Wednesday, October 1, 2003
From Rich Barlow's review of Alan Wolfe's new book, The Transformation of American Religion: How We Actually Live Our Faith:
American culture is the world's teenager, vibrantly exuberant if often crass. It has remade all in its path, homogenizing everything from the food we eat to the TV we watch to foreigners' clothing and movie tastes. No wonder God never had a chance against this juggernaut.
. . . This most modern of nations has reshaped the most ancient of faiths, from Judaism to Buddhism, says Wolfe; a country of multiple ethnicities, multiple opinions, multiple get-rich-quick schemes, multiple marriages, and, for numerous converts, multiple religions sees God as a celestial Stuart Smalley, a benign figure reassuring believers that they're good enough, they're smart enough, and doggone it, people like them.

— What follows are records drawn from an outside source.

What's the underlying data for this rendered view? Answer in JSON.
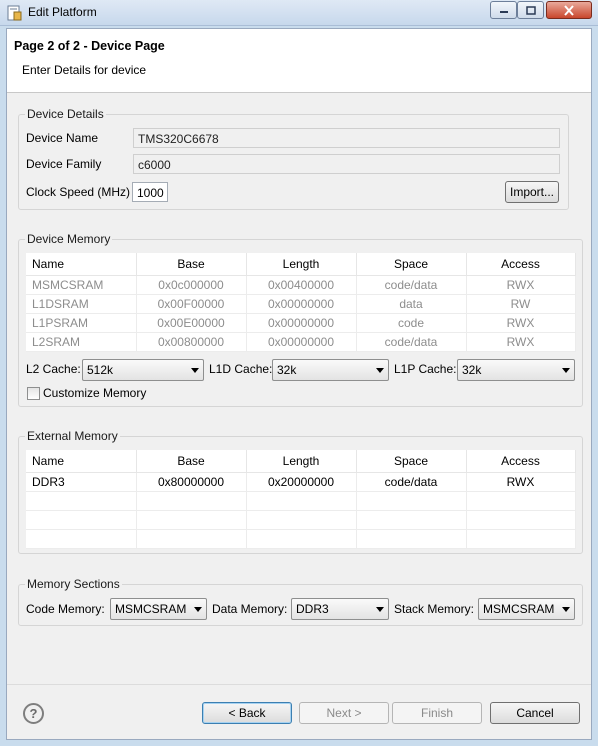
{
  "window": {
    "title": "Edit Platform"
  },
  "header": {
    "title": "Page 2 of 2 - Device Page",
    "description": "Enter Details for device"
  },
  "device_details": {
    "group_title": "Device Details",
    "name_label": "Device Name",
    "name_value": "TMS320C6678",
    "family_label": "Device Family",
    "family_value": "c6000",
    "clock_label": "Clock Speed (MHz)",
    "clock_value": "1000",
    "import_label": "Import..."
  },
  "device_memory": {
    "group_title": "Device Memory",
    "columns": [
      "Name",
      "Base",
      "Length",
      "Space",
      "Access"
    ],
    "rows": [
      [
        "MSMCSRAM",
        "0x0c000000",
        "0x00400000",
        "code/data",
        "RWX"
      ],
      [
        "L1DSRAM",
        "0x00F00000",
        "0x00000000",
        "data",
        "RW"
      ],
      [
        "L1PSRAM",
        "0x00E00000",
        "0x00000000",
        "code",
        "RWX"
      ],
      [
        "L2SRAM",
        "0x00800000",
        "0x00000000",
        "code/data",
        "RWX"
      ]
    ],
    "l2_label": "L2 Cache:",
    "l2_value": "512k",
    "l1d_label": "L1D Cache:",
    "l1d_value": "32k",
    "l1p_label": "L1P Cache:",
    "l1p_value": "32k",
    "customize_label": "Customize Memory"
  },
  "external_memory": {
    "group_title": "External Memory",
    "columns": [
      "Name",
      "Base",
      "Length",
      "Space",
      "Access"
    ],
    "rows": [
      [
        "DDR3",
        "0x80000000",
        "0x20000000",
        "code/data",
        "RWX"
      ],
      [
        "",
        "",
        "",
        "",
        ""
      ],
      [
        "",
        "",
        "",
        "",
        ""
      ],
      [
        "",
        "",
        "",
        "",
        ""
      ]
    ]
  },
  "memory_sections": {
    "group_title": "Memory Sections",
    "code_label": "Code Memory:",
    "code_value": "MSMCSRAM",
    "data_label": "Data Memory:",
    "data_value": "DDR3",
    "stack_label": "Stack Memory:",
    "stack_value": "MSMCSRAM"
  },
  "footer": {
    "help_glyph": "?",
    "back": "< Back",
    "next": "Next >",
    "finish": "Finish",
    "cancel": "Cancel"
  },
  "icons": {
    "app": "platform-icon",
    "help": "help-icon"
  }
}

There's another part of Wolfe's message that may discomfort secular progressives. If most believers are not bug-eyed fanatics, the liberal intelligentsia nevertheless clings to that outmoded image, and Wolfe addresses them: Believers' "views may be different from yours on abortion or prayer in school, but we expect people in a democracy to have different views on major questions of public policy. As modern Americans with distinctly tolerant sensibilities, you pride yourselves on your willingness to change, yet religious believers, even the most conservative among them, have adopted themselves to modern society far more than you have changed your views about what they are really like. You have made the whole country more sensitive to the inequalities of race and gender. Now it is time to extend the same sympathy to those who are different in the sincerity of their belief."
("'Transformation' a thoughtful analysis of US culture's impact on religion," Rich Barlow, Boston Globe 10.1.03)
Copyright © 2003 by Philocrites | Posted 1 October 2003 at 8:30 AM